The first priority in pancreatic trauma is to control hemorrhage and to contain bacterial contamination. The other main management priority is the identification of specific pancreatic injury with special attention to the integrity of the ductal system.
Ductal injury is the single most important factor in late morbidity and mortality. Most pancreatic injuries can be managed with closed external drainage. Débridement of devitalized pancreatic tissue adjacent to the fracture site is essential in severe pancreatic injuries. It is important, however, to preserve at least 20% to 50% of functional pancreatic tissue whenever possible. Resection should be accompanied by drainage and duodenal diversion for concurrent pancreatic head and duodenal injuries. If there is only a contusion or laceration without evidence of major duct disruption, suture closure and external drainage usually suffice. Severe injuries of the pancreatic head can be managed according to their appearance on intraoperative pancreatography. If the duct is intact, wide-bore drainage should suffice. If duct injury is demonstrated, a Roux-en-Y diversion may be considered.

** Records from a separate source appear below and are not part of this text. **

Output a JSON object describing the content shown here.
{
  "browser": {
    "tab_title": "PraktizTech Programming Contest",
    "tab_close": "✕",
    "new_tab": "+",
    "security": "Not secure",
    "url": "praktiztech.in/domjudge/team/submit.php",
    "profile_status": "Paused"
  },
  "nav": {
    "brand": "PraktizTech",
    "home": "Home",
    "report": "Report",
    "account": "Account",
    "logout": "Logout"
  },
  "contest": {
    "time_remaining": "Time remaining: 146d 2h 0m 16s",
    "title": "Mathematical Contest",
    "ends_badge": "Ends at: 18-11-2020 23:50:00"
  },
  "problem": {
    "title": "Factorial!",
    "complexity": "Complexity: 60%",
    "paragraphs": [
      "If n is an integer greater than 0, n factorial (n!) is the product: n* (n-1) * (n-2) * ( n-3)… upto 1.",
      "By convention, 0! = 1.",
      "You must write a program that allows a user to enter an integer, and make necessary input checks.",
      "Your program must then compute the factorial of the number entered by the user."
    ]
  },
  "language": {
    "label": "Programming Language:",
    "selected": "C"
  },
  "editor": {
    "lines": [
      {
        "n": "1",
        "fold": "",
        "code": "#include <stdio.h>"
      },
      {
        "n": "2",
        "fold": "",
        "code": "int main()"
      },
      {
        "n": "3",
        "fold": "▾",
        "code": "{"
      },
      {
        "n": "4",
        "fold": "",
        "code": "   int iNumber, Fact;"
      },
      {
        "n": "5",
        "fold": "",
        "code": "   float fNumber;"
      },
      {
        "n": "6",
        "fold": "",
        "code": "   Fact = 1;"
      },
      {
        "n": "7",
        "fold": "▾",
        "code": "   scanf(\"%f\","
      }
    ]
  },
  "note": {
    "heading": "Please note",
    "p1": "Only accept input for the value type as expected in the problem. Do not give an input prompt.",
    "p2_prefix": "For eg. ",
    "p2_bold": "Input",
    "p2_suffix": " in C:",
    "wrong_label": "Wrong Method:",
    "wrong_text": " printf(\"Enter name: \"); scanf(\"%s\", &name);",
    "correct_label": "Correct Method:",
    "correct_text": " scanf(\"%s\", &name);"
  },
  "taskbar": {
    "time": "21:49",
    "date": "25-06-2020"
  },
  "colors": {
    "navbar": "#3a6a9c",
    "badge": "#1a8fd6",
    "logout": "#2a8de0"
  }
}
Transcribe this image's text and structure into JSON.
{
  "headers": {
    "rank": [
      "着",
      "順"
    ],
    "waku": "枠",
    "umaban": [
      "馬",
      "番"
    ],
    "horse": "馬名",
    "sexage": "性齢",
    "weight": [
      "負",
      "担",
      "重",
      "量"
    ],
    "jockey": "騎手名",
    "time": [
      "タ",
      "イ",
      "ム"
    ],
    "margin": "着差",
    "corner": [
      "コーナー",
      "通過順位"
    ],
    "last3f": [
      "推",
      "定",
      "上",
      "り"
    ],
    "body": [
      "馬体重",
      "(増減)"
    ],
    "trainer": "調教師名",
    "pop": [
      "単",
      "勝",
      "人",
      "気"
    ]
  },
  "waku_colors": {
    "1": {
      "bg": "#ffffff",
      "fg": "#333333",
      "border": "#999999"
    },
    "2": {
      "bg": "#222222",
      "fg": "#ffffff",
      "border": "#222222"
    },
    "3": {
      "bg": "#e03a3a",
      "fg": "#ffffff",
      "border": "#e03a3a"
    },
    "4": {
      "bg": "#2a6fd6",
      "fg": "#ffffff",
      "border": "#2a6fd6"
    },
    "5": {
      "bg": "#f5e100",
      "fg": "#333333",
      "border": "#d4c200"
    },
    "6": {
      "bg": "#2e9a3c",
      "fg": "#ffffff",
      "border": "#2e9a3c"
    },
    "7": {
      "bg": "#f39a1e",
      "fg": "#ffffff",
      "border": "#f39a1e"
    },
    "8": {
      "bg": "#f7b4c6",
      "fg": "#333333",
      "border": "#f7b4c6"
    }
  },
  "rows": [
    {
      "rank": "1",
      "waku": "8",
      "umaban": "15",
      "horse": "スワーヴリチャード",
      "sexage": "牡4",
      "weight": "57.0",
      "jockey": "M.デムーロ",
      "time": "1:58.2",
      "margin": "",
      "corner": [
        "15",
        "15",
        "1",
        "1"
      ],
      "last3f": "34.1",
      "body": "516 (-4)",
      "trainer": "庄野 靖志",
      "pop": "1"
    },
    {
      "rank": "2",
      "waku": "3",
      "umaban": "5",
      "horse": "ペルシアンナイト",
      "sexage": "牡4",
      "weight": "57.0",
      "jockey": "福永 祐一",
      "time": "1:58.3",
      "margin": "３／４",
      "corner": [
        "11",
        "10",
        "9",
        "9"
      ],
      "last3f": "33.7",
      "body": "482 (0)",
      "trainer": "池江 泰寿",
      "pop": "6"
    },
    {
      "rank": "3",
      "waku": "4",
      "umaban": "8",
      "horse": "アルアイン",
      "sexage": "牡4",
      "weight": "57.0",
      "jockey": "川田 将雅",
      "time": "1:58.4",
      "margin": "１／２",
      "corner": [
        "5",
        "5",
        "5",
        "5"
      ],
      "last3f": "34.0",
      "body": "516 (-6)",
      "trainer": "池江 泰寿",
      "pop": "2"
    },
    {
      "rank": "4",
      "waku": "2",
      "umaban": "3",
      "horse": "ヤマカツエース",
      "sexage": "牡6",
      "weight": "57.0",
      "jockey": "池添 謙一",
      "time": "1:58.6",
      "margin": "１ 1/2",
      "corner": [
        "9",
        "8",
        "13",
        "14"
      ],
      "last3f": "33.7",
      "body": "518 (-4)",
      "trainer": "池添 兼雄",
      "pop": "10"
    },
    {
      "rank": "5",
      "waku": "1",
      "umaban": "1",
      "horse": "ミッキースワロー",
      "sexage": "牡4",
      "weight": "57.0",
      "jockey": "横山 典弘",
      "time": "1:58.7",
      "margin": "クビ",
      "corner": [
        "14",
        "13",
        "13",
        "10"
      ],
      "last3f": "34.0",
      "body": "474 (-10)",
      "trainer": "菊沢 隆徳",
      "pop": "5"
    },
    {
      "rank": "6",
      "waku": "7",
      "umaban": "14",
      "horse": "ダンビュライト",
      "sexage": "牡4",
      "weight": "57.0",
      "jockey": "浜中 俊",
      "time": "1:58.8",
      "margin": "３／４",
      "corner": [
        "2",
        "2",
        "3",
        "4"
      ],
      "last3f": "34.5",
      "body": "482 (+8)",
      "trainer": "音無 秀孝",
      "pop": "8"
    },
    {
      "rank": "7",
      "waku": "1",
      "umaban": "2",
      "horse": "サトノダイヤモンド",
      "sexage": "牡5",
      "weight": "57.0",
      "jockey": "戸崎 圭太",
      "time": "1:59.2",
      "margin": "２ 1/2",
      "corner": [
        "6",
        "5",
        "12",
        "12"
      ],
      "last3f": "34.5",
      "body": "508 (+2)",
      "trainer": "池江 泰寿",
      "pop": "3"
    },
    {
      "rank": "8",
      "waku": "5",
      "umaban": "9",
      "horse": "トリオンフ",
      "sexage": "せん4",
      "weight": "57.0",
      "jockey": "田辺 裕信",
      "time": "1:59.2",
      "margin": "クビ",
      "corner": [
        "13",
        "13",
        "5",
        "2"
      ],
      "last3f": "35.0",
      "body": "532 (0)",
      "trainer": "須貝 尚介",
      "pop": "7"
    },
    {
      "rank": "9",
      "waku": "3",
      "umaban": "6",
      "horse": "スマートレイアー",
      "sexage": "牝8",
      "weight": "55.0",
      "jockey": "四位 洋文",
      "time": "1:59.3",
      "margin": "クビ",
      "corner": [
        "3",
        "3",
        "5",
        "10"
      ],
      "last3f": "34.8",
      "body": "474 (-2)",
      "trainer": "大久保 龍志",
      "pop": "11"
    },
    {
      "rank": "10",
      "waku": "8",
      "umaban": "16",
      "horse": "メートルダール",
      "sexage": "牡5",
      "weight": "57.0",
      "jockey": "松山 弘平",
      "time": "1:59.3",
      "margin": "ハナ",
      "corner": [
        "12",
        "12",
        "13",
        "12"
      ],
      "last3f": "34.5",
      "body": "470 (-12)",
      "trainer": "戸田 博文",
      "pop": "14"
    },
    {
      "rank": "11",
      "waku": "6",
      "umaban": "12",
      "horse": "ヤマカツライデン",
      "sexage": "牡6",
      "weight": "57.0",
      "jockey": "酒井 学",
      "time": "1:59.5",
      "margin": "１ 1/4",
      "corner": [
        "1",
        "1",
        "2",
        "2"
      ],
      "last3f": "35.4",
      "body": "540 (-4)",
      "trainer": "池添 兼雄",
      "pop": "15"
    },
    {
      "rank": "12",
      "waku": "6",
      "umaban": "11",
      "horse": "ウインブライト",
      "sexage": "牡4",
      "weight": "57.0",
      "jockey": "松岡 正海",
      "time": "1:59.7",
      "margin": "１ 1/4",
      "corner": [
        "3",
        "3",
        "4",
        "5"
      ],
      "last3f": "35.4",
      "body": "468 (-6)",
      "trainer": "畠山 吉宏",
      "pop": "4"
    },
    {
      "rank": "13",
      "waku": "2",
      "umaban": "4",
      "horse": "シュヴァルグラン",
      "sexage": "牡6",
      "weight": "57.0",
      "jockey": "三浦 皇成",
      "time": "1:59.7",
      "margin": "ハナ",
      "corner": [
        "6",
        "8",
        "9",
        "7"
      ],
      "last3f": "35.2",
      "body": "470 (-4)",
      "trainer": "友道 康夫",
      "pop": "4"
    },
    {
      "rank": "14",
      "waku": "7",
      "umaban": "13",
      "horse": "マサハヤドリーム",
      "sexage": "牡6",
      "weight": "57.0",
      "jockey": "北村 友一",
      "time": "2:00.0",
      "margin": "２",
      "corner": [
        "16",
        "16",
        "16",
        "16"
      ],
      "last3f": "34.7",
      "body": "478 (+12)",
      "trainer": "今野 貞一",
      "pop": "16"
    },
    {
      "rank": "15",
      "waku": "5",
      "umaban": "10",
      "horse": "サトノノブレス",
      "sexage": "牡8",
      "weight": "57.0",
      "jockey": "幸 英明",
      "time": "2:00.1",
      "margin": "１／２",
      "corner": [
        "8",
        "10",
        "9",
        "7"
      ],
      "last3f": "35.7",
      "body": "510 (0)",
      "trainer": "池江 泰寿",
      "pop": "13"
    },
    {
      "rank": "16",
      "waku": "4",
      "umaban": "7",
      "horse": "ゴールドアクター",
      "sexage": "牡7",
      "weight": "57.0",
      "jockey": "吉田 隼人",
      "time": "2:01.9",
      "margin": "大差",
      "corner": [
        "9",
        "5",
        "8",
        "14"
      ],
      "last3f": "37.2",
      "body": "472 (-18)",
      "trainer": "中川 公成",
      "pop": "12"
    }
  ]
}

However, increased complication rates of up to 60% have been reported in patients with high-grade injuries treated with pancreaticojejunostomy, suggesting that distal pancreatectomy, when feasible, is a superior operative treatment for these patients.